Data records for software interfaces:
· · · · · · ·
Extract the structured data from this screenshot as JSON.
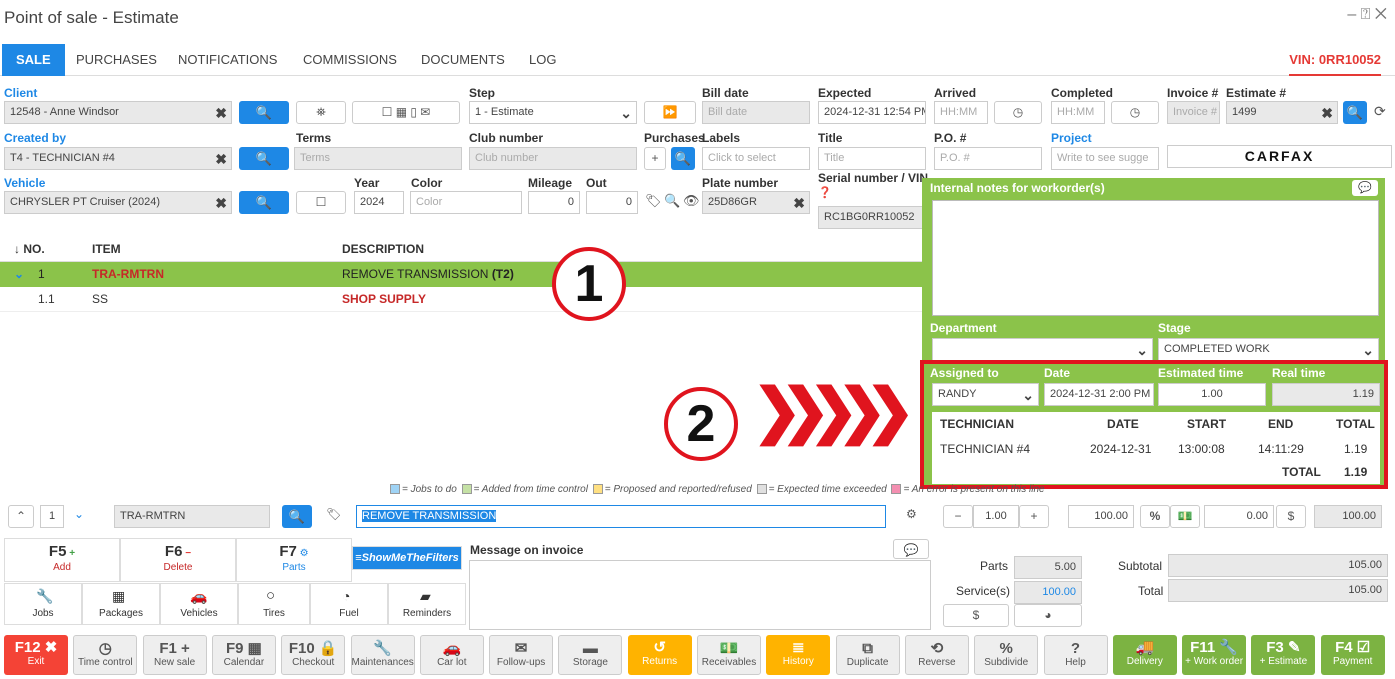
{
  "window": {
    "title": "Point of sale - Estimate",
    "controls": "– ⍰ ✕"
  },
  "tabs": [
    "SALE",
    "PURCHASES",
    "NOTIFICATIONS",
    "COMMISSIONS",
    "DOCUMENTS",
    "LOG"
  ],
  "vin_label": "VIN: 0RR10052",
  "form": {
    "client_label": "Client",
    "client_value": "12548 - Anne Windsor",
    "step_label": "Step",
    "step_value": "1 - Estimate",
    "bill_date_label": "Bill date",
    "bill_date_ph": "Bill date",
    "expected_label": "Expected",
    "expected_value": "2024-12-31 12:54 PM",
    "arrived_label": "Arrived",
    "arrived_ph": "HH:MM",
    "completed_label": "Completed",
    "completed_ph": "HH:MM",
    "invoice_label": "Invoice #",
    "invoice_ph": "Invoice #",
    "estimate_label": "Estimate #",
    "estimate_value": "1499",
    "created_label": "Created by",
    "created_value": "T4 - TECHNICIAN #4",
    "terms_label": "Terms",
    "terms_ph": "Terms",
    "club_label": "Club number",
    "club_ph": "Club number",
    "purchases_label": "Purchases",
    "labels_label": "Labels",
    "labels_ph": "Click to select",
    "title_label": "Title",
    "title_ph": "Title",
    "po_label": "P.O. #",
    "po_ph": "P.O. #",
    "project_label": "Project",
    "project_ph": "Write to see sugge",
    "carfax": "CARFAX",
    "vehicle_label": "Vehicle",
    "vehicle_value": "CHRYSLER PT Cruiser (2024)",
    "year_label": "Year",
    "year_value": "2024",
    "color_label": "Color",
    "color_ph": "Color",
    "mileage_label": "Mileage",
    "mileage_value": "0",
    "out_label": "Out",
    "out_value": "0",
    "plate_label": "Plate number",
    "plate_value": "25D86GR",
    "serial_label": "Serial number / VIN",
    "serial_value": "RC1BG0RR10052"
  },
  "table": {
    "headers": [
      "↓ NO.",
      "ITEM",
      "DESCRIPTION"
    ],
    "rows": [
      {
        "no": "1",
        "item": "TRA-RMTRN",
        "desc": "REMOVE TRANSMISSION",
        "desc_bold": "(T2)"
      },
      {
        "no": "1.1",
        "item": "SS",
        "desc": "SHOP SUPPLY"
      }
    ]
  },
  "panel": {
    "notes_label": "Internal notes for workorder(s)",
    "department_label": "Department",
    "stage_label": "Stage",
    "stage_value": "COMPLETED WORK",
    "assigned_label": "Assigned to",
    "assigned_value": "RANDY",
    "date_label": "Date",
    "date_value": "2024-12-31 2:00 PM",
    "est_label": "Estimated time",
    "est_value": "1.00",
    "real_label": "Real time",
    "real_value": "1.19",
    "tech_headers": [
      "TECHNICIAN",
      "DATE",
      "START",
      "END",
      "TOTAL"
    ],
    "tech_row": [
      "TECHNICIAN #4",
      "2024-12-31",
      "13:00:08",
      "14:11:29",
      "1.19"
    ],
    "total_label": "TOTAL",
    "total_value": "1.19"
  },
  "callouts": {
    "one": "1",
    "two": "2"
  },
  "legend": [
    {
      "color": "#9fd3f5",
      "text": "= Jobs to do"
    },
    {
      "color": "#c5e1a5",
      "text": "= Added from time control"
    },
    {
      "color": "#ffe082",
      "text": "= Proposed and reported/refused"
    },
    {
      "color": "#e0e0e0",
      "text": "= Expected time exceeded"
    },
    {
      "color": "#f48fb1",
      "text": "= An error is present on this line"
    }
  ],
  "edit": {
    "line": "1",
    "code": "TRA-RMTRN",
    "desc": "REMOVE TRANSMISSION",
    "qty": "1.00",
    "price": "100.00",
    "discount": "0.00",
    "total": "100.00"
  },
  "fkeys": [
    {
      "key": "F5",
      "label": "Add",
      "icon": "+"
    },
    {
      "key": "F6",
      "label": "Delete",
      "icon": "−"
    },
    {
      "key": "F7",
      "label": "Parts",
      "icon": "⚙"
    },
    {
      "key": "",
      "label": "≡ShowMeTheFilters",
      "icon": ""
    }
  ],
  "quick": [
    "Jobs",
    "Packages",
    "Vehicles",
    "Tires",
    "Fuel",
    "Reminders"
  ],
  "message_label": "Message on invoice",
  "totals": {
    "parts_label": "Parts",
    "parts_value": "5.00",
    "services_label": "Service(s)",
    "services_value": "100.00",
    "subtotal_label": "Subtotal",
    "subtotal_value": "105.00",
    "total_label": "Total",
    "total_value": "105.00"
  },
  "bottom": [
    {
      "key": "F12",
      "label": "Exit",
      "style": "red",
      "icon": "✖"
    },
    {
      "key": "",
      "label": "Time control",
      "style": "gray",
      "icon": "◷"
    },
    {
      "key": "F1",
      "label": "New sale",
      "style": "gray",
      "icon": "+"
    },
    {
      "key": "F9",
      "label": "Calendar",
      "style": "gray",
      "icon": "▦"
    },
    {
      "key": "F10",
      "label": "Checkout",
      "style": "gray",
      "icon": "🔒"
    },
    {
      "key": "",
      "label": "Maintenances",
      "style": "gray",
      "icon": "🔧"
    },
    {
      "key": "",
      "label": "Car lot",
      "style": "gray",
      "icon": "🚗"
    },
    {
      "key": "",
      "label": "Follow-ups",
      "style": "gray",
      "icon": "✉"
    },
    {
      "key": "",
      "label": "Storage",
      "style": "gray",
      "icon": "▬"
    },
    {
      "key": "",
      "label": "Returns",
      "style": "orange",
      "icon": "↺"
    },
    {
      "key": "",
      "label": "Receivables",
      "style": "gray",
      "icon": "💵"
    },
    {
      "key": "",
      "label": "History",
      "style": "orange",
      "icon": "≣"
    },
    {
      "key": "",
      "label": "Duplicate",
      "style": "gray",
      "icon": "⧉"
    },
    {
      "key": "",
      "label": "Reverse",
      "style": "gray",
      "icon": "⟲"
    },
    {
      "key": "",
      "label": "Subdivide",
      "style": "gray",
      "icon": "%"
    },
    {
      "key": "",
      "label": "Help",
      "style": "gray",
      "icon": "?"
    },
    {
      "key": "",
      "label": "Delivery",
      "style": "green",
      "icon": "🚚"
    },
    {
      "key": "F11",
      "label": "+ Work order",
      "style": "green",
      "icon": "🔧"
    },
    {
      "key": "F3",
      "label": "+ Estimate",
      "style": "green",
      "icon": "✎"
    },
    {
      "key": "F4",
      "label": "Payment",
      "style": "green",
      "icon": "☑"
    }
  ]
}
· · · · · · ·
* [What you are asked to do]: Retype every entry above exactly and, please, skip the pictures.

* [Expected output]:
Extract the structured data from this screenshot as JSON.
{
  "window": {
    "title": "Point of sale - Estimate",
    "controls": "– ⍰ ✕"
  },
  "tabs": [
    "SALE",
    "PURCHASES",
    "NOTIFICATIONS",
    "COMMISSIONS",
    "DOCUMENTS",
    "LOG"
  ],
  "vin_label": "VIN: 0RR10052",
  "form": {
    "client_label": "Client",
    "client_value": "12548 - Anne Windsor",
    "step_label": "Step",
    "step_value": "1 - Estimate",
    "bill_date_label": "Bill date",
    "bill_date_ph": "Bill date",
    "expected_label": "Expected",
    "expected_value": "2024-12-31 12:54 PM",
    "arrived_label": "Arrived",
    "arrived_ph": "HH:MM",
    "completed_label": "Completed",
    "completed_ph": "HH:MM",
    "invoice_label": "Invoice #",
    "invoice_ph": "Invoice #",
    "estimate_label": "Estimate #",
    "estimate_value": "1499",
    "created_label": "Created by",
    "created_value": "T4 - TECHNICIAN #4",
    "terms_label": "Terms",
    "terms_ph": "Terms",
    "club_label": "Club number",
    "club_ph": "Club number",
    "purchases_label": "Purchases",
    "labels_label": "Labels",
    "labels_ph": "Click to select",
    "title_label": "Title",
    "title_ph": "Title",
    "po_label": "P.O. #",
    "po_ph": "P.O. #",
    "project_label": "Project",
    "project_ph": "Write to see sugge",
    "carfax": "CARFAX",
    "vehicle_label": "Vehicle",
    "vehicle_value": "CHRYSLER PT Cruiser (2024)",
    "year_label": "Year",
    "year_value": "2024",
    "color_label": "Color",
    "color_ph": "Color",
    "mileage_label": "Mileage",
    "mileage_value": "0",
    "out_label": "Out",
    "out_value": "0",
    "plate_label": "Plate number",
    "plate_value": "25D86GR",
    "serial_label": "Serial number / VIN",
    "serial_value": "RC1BG0RR10052"
  },
  "table": {
    "headers": [
      "↓ NO.",
      "ITEM",
      "DESCRIPTION"
    ],
    "rows": [
      {
        "no": "1",
        "item": "TRA-RMTRN",
        "desc": "REMOVE TRANSMISSION",
        "desc_bold": "(T2)"
      },
      {
        "no": "1.1",
        "item": "SS",
        "desc": "SHOP SUPPLY"
      }
    ]
  },
  "panel": {
    "notes_label": "Internal notes for workorder(s)",
    "department_label": "Department",
    "stage_label": "Stage",
    "stage_value": "COMPLETED WORK",
    "assigned_label": "Assigned to",
    "assigned_value": "RANDY",
    "date_label": "Date",
    "date_value": "2024-12-31 2:00 PM",
    "est_label": "Estimated time",
    "est_value": "1.00",
    "real_label": "Real time",
    "real_value": "1.19",
    "tech_headers": [
      "TECHNICIAN",
      "DATE",
      "START",
      "END",
      "TOTAL"
    ],
    "tech_row": [
      "TECHNICIAN #4",
      "2024-12-31",
      "13:00:08",
      "14:11:29",
      "1.19"
    ],
    "total_label": "TOTAL",
    "total_value": "1.19"
  },
  "callouts": {
    "one": "1",
    "two": "2"
  },
  "legend": [
    {
      "color": "#9fd3f5",
      "text": "= Jobs to do"
    },
    {
      "color": "#c5e1a5",
      "text": "= Added from time control"
    },
    {
      "color": "#ffe082",
      "text": "= Proposed and reported/refused"
    },
    {
      "color": "#e0e0e0",
      "text": "= Expected time exceeded"
    },
    {
      "color": "#f48fb1",
      "text": "= An error is present on this line"
    }
  ],
  "edit": {
    "line": "1",
    "code": "TRA-RMTRN",
    "desc": "REMOVE TRANSMISSION",
    "qty": "1.00",
    "price": "100.00",
    "discount": "0.00",
    "total": "100.00"
  },
  "fkeys": [
    {
      "key": "F5",
      "label": "Add",
      "icon": "+"
    },
    {
      "key": "F6",
      "label": "Delete",
      "icon": "−"
    },
    {
      "key": "F7",
      "label": "Parts",
      "icon": "⚙"
    },
    {
      "key": "",
      "label": "≡ShowMeTheFilters",
      "icon": ""
    }
  ],
  "quick": [
    "Jobs",
    "Packages",
    "Vehicles",
    "Tires",
    "Fuel",
    "Reminders"
  ],
  "message_label": "Message on invoice",
  "totals": {
    "parts_label": "Parts",
    "parts_value": "5.00",
    "services_label": "Service(s)",
    "services_value": "100.00",
    "subtotal_label": "Subtotal",
    "subtotal_value": "105.00",
    "total_label": "Total",
    "total_value": "105.00"
  },
  "bottom": [
    {
      "key": "F12",
      "label": "Exit",
      "style": "red",
      "icon": "✖"
    },
    {
      "key": "",
      "label": "Time control",
      "style": "gray",
      "icon": "◷"
    },
    {
      "key": "F1",
      "label": "New sale",
      "style": "gray",
      "icon": "+"
    },
    {
      "key": "F9",
      "label": "Calendar",
      "style": "gray",
      "icon": "▦"
    },
    {
      "key": "F10",
      "label": "Checkout",
      "style": "gray",
      "icon": "🔒"
    },
    {
      "key": "",
      "label": "Maintenances",
      "style": "gray",
      "icon": "🔧"
    },
    {
      "key": "",
      "label": "Car lot",
      "style": "gray",
      "icon": "🚗"
    },
    {
      "key": "",
      "label": "Follow-ups",
      "style": "gray",
      "icon": "✉"
    },
    {
      "key": "",
      "label": "Storage",
      "style": "gray",
      "icon": "▬"
    },
    {
      "key": "",
      "label": "Returns",
      "style": "orange",
      "icon": "↺"
    },
    {
      "key": "",
      "label": "Receivables",
      "style": "gray",
      "icon": "💵"
    },
    {
      "key": "",
      "label": "History",
      "style": "orange",
      "icon": "≣"
    },
    {
      "key": "",
      "label": "Duplicate",
      "style": "gray",
      "icon": "⧉"
    },
    {
      "key": "",
      "label": "Reverse",
      "style": "gray",
      "icon": "⟲"
    },
    {
      "key": "",
      "label": "Subdivide",
      "style": "gray",
      "icon": "%"
    },
    {
      "key": "",
      "label": "Help",
      "style": "gray",
      "icon": "?"
    },
    {
      "key": "",
      "label": "Delivery",
      "style": "green",
      "icon": "🚚"
    },
    {
      "key": "F11",
      "label": "+ Work order",
      "style": "green",
      "icon": "🔧"
    },
    {
      "key": "F3",
      "label": "+ Estimate",
      "style": "green",
      "icon": "✎"
    },
    {
      "key": "F4",
      "label": "Payment",
      "style": "green",
      "icon": "☑"
    }
  ]
}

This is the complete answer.